▸ Work task
Line filter on the word "header": copy each matching line from the entries.

▸ Task data
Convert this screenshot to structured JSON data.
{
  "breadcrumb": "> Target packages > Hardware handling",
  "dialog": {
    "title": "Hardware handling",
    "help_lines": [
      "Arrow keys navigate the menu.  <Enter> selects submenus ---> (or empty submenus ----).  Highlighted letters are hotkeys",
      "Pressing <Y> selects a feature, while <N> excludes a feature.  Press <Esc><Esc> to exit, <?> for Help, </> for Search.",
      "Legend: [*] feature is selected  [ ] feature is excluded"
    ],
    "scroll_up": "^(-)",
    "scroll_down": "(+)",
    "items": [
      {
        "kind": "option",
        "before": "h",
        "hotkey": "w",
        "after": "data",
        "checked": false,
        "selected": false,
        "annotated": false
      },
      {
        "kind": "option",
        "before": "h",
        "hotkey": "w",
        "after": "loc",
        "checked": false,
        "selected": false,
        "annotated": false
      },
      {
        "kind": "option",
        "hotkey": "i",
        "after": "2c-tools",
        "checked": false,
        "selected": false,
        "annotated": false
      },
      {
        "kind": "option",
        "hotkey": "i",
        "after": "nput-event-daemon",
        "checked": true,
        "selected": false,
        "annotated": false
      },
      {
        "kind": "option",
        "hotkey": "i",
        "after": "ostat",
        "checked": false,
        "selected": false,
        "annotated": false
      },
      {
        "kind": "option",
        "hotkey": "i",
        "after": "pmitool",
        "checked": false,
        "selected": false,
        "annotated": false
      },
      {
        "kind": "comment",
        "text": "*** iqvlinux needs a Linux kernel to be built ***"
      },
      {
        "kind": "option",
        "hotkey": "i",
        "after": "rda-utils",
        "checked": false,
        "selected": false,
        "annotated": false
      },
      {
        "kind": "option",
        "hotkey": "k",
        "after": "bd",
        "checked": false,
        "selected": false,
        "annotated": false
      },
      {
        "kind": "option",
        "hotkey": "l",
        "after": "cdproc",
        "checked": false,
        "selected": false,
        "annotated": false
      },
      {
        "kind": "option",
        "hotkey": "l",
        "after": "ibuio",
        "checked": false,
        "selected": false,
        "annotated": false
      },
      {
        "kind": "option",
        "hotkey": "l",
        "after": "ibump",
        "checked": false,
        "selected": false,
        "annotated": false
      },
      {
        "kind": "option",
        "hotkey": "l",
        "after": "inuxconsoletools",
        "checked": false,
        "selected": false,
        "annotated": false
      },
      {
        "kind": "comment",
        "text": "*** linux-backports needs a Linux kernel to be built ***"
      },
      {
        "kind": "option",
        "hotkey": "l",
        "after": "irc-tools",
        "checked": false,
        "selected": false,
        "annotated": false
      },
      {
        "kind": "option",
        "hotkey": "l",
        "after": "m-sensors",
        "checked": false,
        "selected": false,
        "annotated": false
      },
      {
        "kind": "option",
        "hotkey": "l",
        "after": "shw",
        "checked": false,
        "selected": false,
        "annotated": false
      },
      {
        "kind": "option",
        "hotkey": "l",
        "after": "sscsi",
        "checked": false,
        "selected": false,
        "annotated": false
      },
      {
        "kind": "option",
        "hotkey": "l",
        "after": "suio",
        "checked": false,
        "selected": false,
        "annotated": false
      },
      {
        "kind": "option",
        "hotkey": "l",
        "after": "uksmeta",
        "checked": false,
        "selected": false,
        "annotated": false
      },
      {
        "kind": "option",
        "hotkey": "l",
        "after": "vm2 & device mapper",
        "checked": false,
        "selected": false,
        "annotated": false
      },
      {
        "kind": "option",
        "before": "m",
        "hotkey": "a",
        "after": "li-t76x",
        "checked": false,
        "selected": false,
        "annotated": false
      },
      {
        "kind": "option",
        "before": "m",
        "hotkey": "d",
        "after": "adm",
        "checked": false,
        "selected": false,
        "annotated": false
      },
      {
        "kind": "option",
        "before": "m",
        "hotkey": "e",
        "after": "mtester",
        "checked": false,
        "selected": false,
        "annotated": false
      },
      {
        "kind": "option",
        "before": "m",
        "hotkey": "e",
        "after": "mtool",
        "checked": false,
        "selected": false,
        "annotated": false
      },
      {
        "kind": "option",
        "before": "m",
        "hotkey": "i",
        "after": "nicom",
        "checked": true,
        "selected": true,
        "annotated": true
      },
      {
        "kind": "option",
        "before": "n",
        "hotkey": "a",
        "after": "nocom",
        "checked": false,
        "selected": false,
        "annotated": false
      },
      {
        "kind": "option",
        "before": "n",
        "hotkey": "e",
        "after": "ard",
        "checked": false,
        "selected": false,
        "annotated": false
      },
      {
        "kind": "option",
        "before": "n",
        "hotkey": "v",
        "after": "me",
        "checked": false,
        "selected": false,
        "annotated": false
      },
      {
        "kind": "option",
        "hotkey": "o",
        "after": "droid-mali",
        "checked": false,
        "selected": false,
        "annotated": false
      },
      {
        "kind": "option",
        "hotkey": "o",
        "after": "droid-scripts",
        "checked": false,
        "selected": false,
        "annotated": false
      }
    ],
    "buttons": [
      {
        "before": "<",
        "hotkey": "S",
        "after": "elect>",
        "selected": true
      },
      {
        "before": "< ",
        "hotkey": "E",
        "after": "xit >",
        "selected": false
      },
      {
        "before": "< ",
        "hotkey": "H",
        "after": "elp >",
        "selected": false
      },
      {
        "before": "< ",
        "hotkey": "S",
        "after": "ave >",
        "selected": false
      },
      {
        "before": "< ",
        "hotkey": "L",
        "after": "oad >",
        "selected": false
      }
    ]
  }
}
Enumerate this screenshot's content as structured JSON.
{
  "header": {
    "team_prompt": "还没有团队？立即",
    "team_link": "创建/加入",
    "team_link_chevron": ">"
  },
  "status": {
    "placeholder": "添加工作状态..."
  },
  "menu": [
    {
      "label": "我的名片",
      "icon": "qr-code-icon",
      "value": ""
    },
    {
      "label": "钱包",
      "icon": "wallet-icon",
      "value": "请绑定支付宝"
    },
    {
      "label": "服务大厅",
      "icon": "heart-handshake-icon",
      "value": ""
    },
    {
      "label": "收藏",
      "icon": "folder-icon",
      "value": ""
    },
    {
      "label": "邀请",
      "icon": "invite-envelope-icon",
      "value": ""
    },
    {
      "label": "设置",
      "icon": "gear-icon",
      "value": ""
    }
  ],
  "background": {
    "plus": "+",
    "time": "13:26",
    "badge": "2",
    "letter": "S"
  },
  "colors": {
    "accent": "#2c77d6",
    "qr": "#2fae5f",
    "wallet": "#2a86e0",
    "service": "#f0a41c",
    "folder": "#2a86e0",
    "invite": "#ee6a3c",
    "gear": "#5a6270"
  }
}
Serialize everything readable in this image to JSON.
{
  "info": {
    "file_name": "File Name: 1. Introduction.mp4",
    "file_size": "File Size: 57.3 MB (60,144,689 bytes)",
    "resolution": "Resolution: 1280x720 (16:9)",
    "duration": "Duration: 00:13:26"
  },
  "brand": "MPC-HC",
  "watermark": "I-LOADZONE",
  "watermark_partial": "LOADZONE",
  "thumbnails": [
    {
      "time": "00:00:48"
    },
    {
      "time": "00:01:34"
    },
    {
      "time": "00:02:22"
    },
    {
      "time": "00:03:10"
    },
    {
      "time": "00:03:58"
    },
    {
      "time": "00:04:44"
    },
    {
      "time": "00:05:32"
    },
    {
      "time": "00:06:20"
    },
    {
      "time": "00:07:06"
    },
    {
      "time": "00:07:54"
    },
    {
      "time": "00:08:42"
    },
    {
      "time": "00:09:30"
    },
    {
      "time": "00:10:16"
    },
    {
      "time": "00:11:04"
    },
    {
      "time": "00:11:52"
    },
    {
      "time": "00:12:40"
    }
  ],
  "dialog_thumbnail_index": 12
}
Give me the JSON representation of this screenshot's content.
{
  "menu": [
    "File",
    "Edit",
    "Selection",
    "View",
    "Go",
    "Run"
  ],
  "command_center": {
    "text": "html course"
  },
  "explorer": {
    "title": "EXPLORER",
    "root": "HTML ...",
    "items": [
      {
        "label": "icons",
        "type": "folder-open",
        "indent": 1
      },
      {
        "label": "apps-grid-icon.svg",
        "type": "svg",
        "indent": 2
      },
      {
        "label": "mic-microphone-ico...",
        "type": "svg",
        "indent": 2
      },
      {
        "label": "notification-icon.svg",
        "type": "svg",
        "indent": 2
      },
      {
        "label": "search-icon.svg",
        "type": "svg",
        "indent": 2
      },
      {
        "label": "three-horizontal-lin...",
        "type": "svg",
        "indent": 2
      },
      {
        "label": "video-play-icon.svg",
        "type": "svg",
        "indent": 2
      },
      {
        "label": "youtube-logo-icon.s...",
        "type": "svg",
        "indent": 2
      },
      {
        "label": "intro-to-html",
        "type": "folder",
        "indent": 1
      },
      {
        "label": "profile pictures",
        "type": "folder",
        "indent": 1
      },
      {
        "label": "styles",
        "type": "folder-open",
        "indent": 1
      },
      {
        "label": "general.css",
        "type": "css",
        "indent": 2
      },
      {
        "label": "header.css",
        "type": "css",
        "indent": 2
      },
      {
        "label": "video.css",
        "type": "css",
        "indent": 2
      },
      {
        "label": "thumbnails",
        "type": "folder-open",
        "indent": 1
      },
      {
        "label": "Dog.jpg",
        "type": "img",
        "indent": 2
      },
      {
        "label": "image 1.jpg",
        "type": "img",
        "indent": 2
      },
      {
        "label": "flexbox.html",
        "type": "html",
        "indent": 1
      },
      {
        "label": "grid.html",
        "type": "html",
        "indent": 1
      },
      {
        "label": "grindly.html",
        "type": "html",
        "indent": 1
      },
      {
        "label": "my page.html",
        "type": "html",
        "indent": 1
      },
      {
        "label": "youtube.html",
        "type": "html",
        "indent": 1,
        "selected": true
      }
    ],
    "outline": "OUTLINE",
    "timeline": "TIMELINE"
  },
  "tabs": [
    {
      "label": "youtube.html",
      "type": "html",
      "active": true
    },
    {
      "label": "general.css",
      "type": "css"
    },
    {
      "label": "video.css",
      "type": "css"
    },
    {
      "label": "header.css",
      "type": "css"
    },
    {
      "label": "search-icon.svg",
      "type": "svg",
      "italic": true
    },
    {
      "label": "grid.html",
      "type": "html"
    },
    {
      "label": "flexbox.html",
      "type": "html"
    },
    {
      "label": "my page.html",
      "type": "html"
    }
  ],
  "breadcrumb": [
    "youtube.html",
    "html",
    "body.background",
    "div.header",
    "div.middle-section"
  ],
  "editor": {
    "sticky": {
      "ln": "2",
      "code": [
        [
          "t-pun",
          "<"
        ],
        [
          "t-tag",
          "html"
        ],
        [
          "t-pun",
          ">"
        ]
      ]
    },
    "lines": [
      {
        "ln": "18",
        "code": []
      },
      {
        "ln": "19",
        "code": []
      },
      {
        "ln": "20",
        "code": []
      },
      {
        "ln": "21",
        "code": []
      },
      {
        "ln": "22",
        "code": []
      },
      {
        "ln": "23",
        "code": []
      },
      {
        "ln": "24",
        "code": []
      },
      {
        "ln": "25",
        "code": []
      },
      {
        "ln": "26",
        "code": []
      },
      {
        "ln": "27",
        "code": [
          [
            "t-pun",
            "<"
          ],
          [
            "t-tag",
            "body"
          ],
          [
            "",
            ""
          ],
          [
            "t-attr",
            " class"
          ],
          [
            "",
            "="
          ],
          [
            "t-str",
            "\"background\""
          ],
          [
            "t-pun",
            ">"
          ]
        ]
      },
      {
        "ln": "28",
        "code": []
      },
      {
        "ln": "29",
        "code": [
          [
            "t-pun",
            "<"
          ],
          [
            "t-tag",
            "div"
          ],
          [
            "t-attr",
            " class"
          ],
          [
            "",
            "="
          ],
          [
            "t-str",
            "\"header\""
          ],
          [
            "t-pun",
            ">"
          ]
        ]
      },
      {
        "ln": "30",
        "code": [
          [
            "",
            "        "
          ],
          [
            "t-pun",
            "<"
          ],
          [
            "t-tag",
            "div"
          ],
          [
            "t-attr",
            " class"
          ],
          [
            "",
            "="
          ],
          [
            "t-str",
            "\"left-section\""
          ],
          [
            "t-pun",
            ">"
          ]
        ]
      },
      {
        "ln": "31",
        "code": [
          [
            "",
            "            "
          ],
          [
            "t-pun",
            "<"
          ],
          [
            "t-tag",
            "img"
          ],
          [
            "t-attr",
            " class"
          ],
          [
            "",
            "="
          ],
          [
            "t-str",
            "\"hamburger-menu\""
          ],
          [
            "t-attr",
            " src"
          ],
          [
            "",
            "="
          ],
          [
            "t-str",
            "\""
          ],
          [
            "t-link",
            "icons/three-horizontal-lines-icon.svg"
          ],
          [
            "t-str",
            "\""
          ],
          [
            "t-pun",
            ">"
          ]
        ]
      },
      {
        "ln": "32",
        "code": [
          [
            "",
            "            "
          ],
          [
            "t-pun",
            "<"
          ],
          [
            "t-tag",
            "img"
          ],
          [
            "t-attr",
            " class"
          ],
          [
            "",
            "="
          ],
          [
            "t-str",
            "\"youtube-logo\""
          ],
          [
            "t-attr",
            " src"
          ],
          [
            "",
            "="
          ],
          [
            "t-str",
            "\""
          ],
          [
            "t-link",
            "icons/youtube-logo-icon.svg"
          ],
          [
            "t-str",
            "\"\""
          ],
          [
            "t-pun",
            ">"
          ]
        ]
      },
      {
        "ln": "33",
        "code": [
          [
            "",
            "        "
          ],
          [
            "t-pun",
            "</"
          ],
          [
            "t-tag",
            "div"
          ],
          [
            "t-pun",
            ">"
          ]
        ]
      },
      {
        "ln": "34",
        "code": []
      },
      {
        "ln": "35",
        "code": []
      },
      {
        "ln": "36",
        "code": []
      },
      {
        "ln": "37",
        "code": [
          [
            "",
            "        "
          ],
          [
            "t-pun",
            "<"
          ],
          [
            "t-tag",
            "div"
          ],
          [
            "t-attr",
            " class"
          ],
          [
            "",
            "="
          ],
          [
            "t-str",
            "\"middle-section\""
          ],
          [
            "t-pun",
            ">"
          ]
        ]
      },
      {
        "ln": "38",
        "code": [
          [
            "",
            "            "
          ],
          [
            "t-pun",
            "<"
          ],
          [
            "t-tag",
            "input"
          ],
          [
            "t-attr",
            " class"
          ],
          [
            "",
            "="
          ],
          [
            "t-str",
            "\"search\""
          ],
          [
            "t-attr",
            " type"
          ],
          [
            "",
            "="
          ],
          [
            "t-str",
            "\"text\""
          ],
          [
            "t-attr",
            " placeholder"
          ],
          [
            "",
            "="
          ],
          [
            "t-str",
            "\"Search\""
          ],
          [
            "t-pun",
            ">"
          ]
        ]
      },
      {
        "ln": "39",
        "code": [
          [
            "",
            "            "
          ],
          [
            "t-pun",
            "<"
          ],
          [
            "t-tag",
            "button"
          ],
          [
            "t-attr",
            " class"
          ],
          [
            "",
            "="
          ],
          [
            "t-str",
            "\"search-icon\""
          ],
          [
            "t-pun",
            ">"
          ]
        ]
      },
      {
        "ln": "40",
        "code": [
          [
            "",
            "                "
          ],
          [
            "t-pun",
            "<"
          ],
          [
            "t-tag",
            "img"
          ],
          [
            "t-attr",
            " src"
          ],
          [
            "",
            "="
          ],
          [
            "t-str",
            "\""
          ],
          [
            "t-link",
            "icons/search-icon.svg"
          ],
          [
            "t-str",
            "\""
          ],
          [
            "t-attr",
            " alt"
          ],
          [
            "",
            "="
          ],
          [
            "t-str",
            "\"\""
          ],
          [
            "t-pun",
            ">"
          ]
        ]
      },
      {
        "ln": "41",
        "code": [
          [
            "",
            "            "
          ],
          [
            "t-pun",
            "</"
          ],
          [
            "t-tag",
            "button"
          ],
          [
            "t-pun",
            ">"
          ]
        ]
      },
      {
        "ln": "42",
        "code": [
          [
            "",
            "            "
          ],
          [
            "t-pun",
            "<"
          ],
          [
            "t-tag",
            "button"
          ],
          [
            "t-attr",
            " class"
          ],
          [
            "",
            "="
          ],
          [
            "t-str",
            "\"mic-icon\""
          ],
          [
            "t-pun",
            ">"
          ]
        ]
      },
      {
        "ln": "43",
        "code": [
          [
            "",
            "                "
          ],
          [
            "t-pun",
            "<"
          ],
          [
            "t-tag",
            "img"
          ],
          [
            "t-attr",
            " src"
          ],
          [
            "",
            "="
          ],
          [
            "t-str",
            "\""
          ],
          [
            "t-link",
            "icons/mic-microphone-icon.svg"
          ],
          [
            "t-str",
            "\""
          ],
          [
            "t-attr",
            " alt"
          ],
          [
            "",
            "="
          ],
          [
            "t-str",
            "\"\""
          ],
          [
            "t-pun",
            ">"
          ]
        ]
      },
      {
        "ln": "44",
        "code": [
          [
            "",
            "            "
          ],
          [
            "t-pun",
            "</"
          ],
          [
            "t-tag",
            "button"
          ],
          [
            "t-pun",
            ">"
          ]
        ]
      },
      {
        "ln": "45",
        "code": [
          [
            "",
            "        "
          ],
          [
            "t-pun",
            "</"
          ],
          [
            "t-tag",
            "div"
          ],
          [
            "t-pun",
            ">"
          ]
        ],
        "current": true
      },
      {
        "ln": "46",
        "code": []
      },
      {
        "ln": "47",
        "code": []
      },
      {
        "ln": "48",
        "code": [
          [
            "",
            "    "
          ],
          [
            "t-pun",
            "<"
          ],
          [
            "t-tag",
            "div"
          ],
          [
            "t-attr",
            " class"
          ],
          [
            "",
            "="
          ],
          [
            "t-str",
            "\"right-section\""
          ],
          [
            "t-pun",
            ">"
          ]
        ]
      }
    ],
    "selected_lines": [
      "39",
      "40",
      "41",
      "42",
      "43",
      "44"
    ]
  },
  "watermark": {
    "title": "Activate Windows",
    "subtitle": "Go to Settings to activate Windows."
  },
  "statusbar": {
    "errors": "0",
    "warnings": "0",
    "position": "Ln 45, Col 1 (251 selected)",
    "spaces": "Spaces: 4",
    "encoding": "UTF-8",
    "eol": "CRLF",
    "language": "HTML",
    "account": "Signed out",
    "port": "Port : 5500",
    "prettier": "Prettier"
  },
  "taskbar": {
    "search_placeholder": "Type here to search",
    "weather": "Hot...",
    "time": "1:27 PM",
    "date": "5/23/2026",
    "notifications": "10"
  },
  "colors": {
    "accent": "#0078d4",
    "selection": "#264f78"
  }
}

▸ Solution to this problem
  "header": {
        "label": "header.css",
      "label": "header.css",
    "div.header",
            "\"header\""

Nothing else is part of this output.